“The new net operating loss provisions could throw a lifeline to struggling businesses, providing them with a quick infusion of cash,” said IRS Commissioner Doug Shulman. “We want to make it as easy as possible for small businesses to take advantage of these key tax benefits.”

With the economic downturn and the new law, the IRS expects record numbers of small businesses to be eligible for the refunds. The IRS is putting in special steps to ensure timely processing of these refunds to help small businesses during this difficult period.

Small businesses with large losses in 2008 may be able to benefit fully from those losses now, rather than waiting until claiming them on future tax returns.

The normal two-year carryback remains available if the small business does not elect the special carryback provision.  If the loss exceeds the income for the carryback period, the taxpayer can continue to carry forward the remaining balance of the NOL for up to 20 years.

For small businesses that use a fiscal year, this special carryback may be used for an NOL in either a tax year that ends in 2008 or a tax year that begins in 2008.  Once a taxpayer makes this election, it may not be changed.

To qualify for the new five-year carryback provision, a small business must have no greater than an average of $15 million in gross receipts over a three-year period ending with the tax year of the NOL.  Businesses with more than $15 million in gross receipts still qualify to carry back their 2008 NOL for two years.

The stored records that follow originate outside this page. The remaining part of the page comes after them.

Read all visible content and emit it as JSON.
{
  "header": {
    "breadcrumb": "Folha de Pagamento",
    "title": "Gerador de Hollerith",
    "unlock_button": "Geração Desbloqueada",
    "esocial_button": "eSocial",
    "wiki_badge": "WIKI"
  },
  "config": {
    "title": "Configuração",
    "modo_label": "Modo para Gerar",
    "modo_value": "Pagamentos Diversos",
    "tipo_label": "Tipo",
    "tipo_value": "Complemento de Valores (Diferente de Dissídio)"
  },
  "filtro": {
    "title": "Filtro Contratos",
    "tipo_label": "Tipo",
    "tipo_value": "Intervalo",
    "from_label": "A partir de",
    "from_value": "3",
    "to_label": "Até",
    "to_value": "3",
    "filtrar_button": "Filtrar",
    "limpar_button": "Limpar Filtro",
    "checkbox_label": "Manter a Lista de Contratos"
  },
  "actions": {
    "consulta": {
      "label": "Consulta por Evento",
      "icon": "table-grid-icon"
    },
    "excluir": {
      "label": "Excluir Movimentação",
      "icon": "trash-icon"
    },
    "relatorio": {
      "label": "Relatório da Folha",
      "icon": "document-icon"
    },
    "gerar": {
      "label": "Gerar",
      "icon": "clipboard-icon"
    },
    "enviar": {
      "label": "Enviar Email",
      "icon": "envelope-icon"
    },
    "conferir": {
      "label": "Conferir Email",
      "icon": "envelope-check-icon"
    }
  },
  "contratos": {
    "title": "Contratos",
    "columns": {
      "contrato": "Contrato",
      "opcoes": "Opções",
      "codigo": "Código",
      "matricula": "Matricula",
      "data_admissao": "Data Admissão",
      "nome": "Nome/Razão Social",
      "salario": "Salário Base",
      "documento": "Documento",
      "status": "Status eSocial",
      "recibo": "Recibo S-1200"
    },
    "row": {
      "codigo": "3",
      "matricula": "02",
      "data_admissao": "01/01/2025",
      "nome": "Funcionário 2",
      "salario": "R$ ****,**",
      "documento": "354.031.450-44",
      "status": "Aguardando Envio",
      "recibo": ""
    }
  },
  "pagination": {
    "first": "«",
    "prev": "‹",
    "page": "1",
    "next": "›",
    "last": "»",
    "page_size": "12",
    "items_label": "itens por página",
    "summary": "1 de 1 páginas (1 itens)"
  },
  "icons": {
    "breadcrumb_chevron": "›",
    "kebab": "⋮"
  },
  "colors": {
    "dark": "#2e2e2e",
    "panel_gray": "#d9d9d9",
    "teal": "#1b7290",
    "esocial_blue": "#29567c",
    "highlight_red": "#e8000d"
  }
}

There are several methods that a small business uses to elect the new provision as detailed in the Revenue Procedure.

If a small business previously elected to waive the carryback of 2008 NOL but now wants to elect this special carryback, the small business may revoke its previous election to waive the carryback.  The election revocation must be made on or before April 17, 2009.

Generally small businesses that are not corporations (including sole proprietorships filing schedule C with their Form 1040) may accelerate a refund by using Form 1045, Application for Tentative Refund.

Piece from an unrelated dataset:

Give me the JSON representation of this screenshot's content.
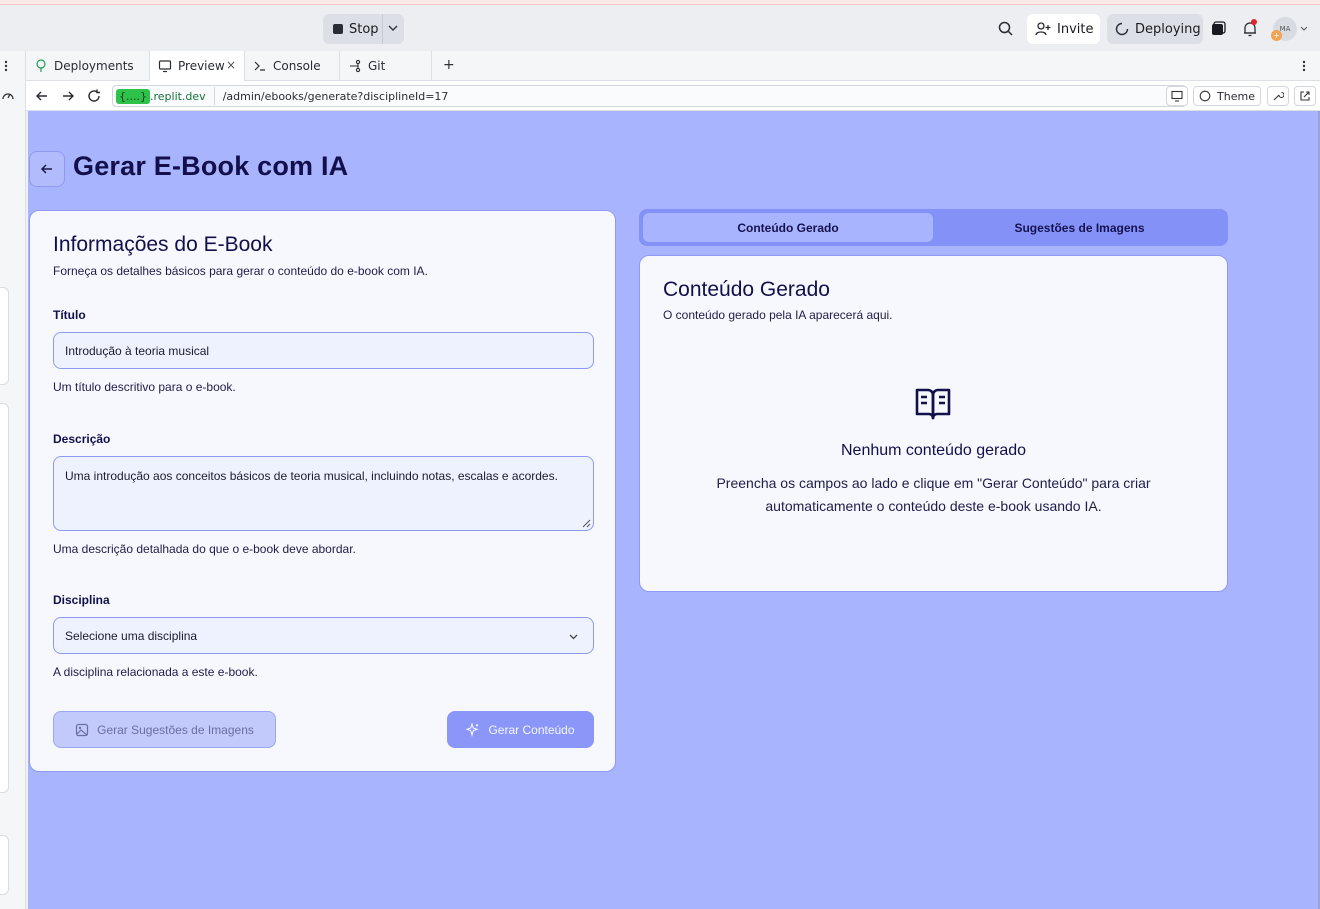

Corporations with NOLs may also accelerate a refund by using Form 1139, Corporation Application for Tentative Refund.

The IRS will be closely monitoring these filings and will provide additional staff as needed to process these forms. The IRS will work to issue refunds within 45 days or even earlier to the degree possible.

In addition, Frequently Asked Questions have been posted on the IRS.gov web site.  Small businesses that file Form 1040 can also call 1-800-829-1040 with NOL questions. Corporations can contact 1-800-829-4933 with NOL questions.

Form 1045 or Form 1139, whichever the taxpayer uses, generally must be filed within one year after the end of the tax year of the NOL. In addition, the current year’s tax return must be filed by the date the Form 1045 or Form 1139 is filed.  Form 1045 and Form 1139 are filed at the same place the taxpayer’s return is filed, as listed on the return instructions.

Accelerated refunds paid via Form 1045 or Form 1139 is described as “tentative” because the applications for refunds are potentially subject to review at a later date. Form 1045 Instructions and Form 1139 Instructions on www.IRS.gov provide more information on the accelerated refund option.